EXERCISE DETAILS ::
Report how many lines below contain the word "size", and give only that number.

[Dataset records]
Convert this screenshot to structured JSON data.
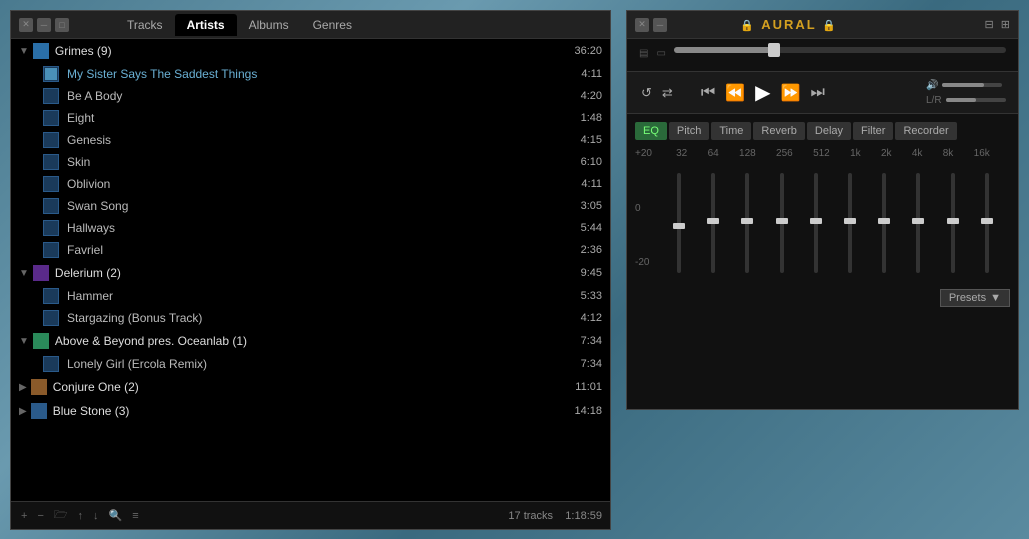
{
  "tabs": {
    "tracks": "Tracks",
    "artists": "Artists",
    "albums": "Albums",
    "genres": "Genres",
    "active": "Artists"
  },
  "artists": [
    {
      "name": "Grimes (9)",
      "duration": "36:20",
      "expanded": true,
      "tracks": [
        {
          "name": "My Sister Says The Saddest Things",
          "duration": "4:11",
          "playing": true
        },
        {
          "name": "Be A Body",
          "duration": "4:20",
          "playing": false
        },
        {
          "name": "Eight",
          "duration": "1:48",
          "playing": false
        },
        {
          "name": "Genesis",
          "duration": "4:15",
          "playing": false
        },
        {
          "name": "Skin",
          "duration": "6:10",
          "playing": false
        },
        {
          "name": "Oblivion",
          "duration": "4:11",
          "playing": false
        },
        {
          "name": "Swan Song",
          "duration": "3:05",
          "playing": false
        },
        {
          "name": "Hallways",
          "duration": "5:44",
          "playing": false
        },
        {
          "name": "Favriel",
          "duration": "2:36",
          "playing": false
        }
      ]
    },
    {
      "name": "Delerium (2)",
      "duration": "9:45",
      "expanded": true,
      "tracks": [
        {
          "name": "Hammer",
          "duration": "5:33",
          "playing": false
        },
        {
          "name": "Stargazing (Bonus Track)",
          "duration": "4:12",
          "playing": false
        }
      ]
    },
    {
      "name": "Above & Beyond pres. Oceanlab (1)",
      "duration": "7:34",
      "expanded": true,
      "tracks": [
        {
          "name": "Lonely Girl (Ercola Remix)",
          "duration": "7:34",
          "playing": false
        }
      ]
    },
    {
      "name": "Conjure One (2)",
      "duration": "11:01",
      "expanded": false,
      "tracks": []
    },
    {
      "name": "Blue Stone (3)",
      "duration": "14:18",
      "expanded": false,
      "tracks": []
    }
  ],
  "bottomBar": {
    "trackCount": "17 tracks",
    "totalDuration": "1:18:59"
  },
  "player": {
    "title": "AURAL",
    "progress": 30,
    "eq": {
      "tabs": [
        "EQ",
        "Pitch",
        "Time",
        "Reverb",
        "Delay",
        "Filter",
        "Recorder"
      ],
      "activeTab": "EQ",
      "freqLabels": [
        "32",
        "64",
        "128",
        "256",
        "512",
        "1k",
        "2k",
        "4k",
        "8k",
        "16k"
      ],
      "dbLabels": [
        "+20",
        "0",
        "-20"
      ],
      "sliderPositions": [
        50,
        45,
        45,
        45,
        45,
        45,
        45,
        45,
        45,
        45
      ],
      "presetsLabel": "Presets"
    }
  }
}
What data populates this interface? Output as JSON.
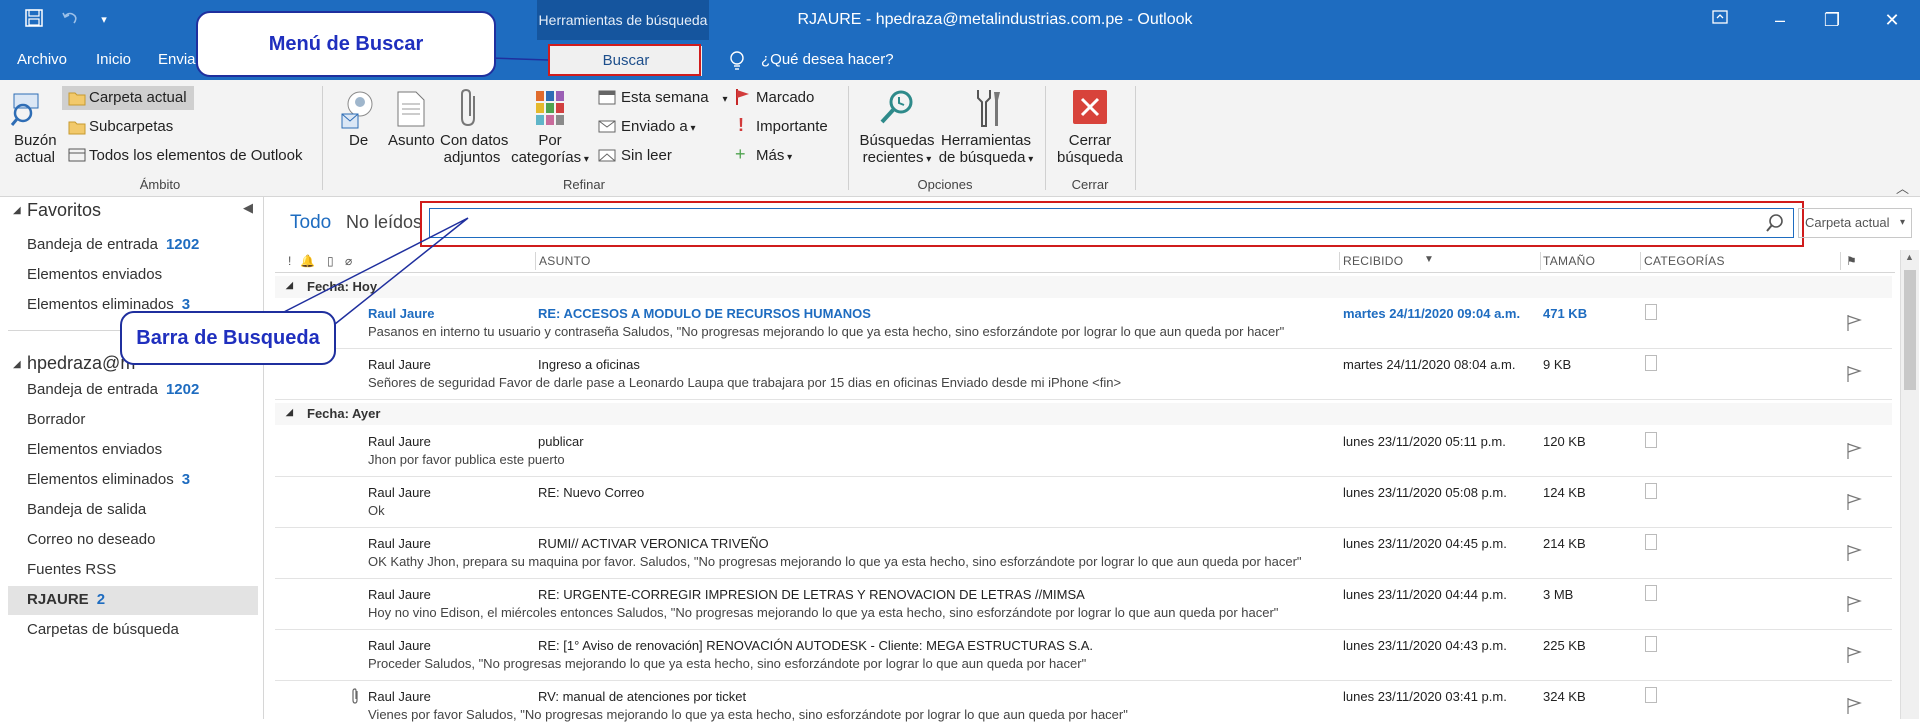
{
  "titlebar": {
    "contextual_tab": "Herramientas de búsqueda",
    "window_title": "RJAURE - hpedraza@metalindustrias.com.pe  -  Outlook",
    "qat": {
      "save_icon": "save-icon",
      "undo_icon": "undo-icon",
      "customize_icon": "customize-icon"
    },
    "controls": {
      "restore_ribbon": "▢",
      "restore": "❐",
      "minimize": "–",
      "close": "✕"
    }
  },
  "menu": {
    "items": [
      "Archivo",
      "Inicio",
      "Envia"
    ],
    "buscar_tab": "Buscar",
    "tell_me": "¿Qué desea hacer?"
  },
  "ribbon": {
    "ambito": {
      "label": "Ámbito",
      "buzon_line1": "Buzón",
      "buzon_line2": "actual",
      "carpeta_actual": "Carpeta actual",
      "subcarpetas": "Subcarpetas",
      "todos": "Todos los elementos de Outlook"
    },
    "refinar": {
      "label": "Refinar",
      "de": "De",
      "asunto": "Asunto",
      "adjuntos_line1": "Con datos",
      "adjuntos_line2": "adjuntos",
      "categorias_line1": "Por",
      "categorias_line2": "categorías",
      "esta_semana": "Esta semana",
      "enviado_a": "Enviado a",
      "sin_leer": "Sin leer",
      "marcado": "Marcado",
      "importante": "Importante",
      "mas": "Más"
    },
    "opciones": {
      "label": "Opciones",
      "recientes_line1": "Búsquedas",
      "recientes_line2": "recientes",
      "herramientas_line1": "Herramientas",
      "herramientas_line2": "de búsqueda"
    },
    "cerrar": {
      "label": "Cerrar",
      "cerrar_line1": "Cerrar",
      "cerrar_line2": "búsqueda"
    }
  },
  "nav": {
    "favoritos": "Favoritos",
    "fav_items": [
      {
        "label": "Bandeja de entrada",
        "count": "1202"
      },
      {
        "label": "Elementos enviados",
        "count": ""
      },
      {
        "label": "Elementos eliminados",
        "count": "3"
      }
    ],
    "account": "hpedraza@m",
    "account_items": [
      {
        "label": "Bandeja de entrada",
        "count": "1202"
      },
      {
        "label": "Borrador",
        "count": ""
      },
      {
        "label": "Elementos enviados",
        "count": ""
      },
      {
        "label": "Elementos eliminados",
        "count": "3"
      },
      {
        "label": "Bandeja de salida",
        "count": ""
      },
      {
        "label": "Correo no deseado",
        "count": ""
      },
      {
        "label": "Fuentes RSS",
        "count": ""
      },
      {
        "label": "RJAURE",
        "count": "2"
      },
      {
        "label": "Carpetas de búsqueda",
        "count": ""
      }
    ]
  },
  "search": {
    "filter_all": "Todo",
    "filter_unread": "No leídos",
    "placeholder": "",
    "scope": "Carpeta actual"
  },
  "columns": {
    "asunto": "ASUNTO",
    "recibido": "RECIBIDO",
    "tamano": "TAMAÑO",
    "categorias": "CATEGORÍAS"
  },
  "groups": [
    {
      "label": "Fecha: Hoy",
      "rows": [
        {
          "from": "Raul Jaure",
          "subject": "RE: ACCESOS A MODULO DE RECURSOS HUMANOS",
          "preview": "Pasanos en interno tu usuario y contraseña  Saludos,  \"No progresas mejorando lo que ya esta hecho, sino esforzándote por lograr lo que aun queda por hacer\"",
          "received": "martes 24/11/2020 09:04 a.m.",
          "size": "471 KB",
          "unread": true
        },
        {
          "from": "Raul Jaure",
          "subject": "Ingreso a oficinas",
          "preview": "Señores de seguridad  Favor de darle pase a Leonardo Laupa que trabajara por 15 dias en oficinas  Enviado desde mi iPhone <fin>",
          "received": "martes 24/11/2020 08:04 a.m.",
          "size": "9 KB",
          "unread": false
        }
      ]
    },
    {
      "label": "Fecha: Ayer",
      "rows": [
        {
          "from": "Raul Jaure",
          "subject": "publicar",
          "preview": "Jhon por favor publica este puerto",
          "received": "lunes 23/11/2020 05:11 p.m.",
          "size": "120 KB",
          "unread": false
        },
        {
          "from": "Raul Jaure",
          "subject": "RE: Nuevo Correo",
          "preview": "Ok",
          "received": "lunes 23/11/2020 05:08 p.m.",
          "size": "124 KB",
          "unread": false
        },
        {
          "from": "Raul Jaure",
          "subject": "RUMI// ACTIVAR VERONICA TRIVEÑO",
          "preview": "OK Kathy  Jhon, prepara su maquina por favor.  Saludos,  \"No progresas mejorando lo que ya esta hecho, sino esforzándote por lograr lo que aun queda por hacer\"",
          "received": "lunes 23/11/2020 04:45 p.m.",
          "size": "214 KB",
          "unread": false
        },
        {
          "from": "Raul Jaure",
          "subject": "RE: URGENTE-CORREGIR IMPRESION DE LETRAS Y RENOVACION DE LETRAS //MIMSA",
          "preview": "Hoy no vino Edison, el miércoles entonces  Saludos,  \"No progresas mejorando lo que ya esta hecho, sino esforzándote por lograr lo que aun queda por hacer\"",
          "received": "lunes 23/11/2020 04:44 p.m.",
          "size": "3 MB",
          "unread": false
        },
        {
          "from": "Raul Jaure",
          "subject": "RE: [1° Aviso de renovación] RENOVACIÓN AUTODESK - Cliente: MEGA ESTRUCTURAS S.A.",
          "preview": "Proceder  Saludos,  \"No progresas mejorando lo que ya esta hecho, sino esforzándote por lograr lo que aun queda por hacer\"",
          "received": "lunes 23/11/2020 04:43 p.m.",
          "size": "225 KB",
          "unread": false
        },
        {
          "from": "Raul Jaure",
          "subject": "RV: manual de atenciones por ticket",
          "preview": "Vienes por favor  Saludos,  \"No progresas mejorando lo que ya esta hecho, sino esforzándote por lograr lo que aun queda por hacer\"",
          "received": "lunes 23/11/2020 03:41 p.m.",
          "size": "324 KB",
          "unread": false
        }
      ]
    }
  ],
  "callouts": {
    "menu": "Menú de Buscar",
    "bar": "Barra de Busqueda"
  },
  "colors": {
    "accent": "#1e6cc0",
    "highlight": "#d01c1c",
    "callout": "#1f2fbe"
  }
}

WRITTEN SOLUTION ::
8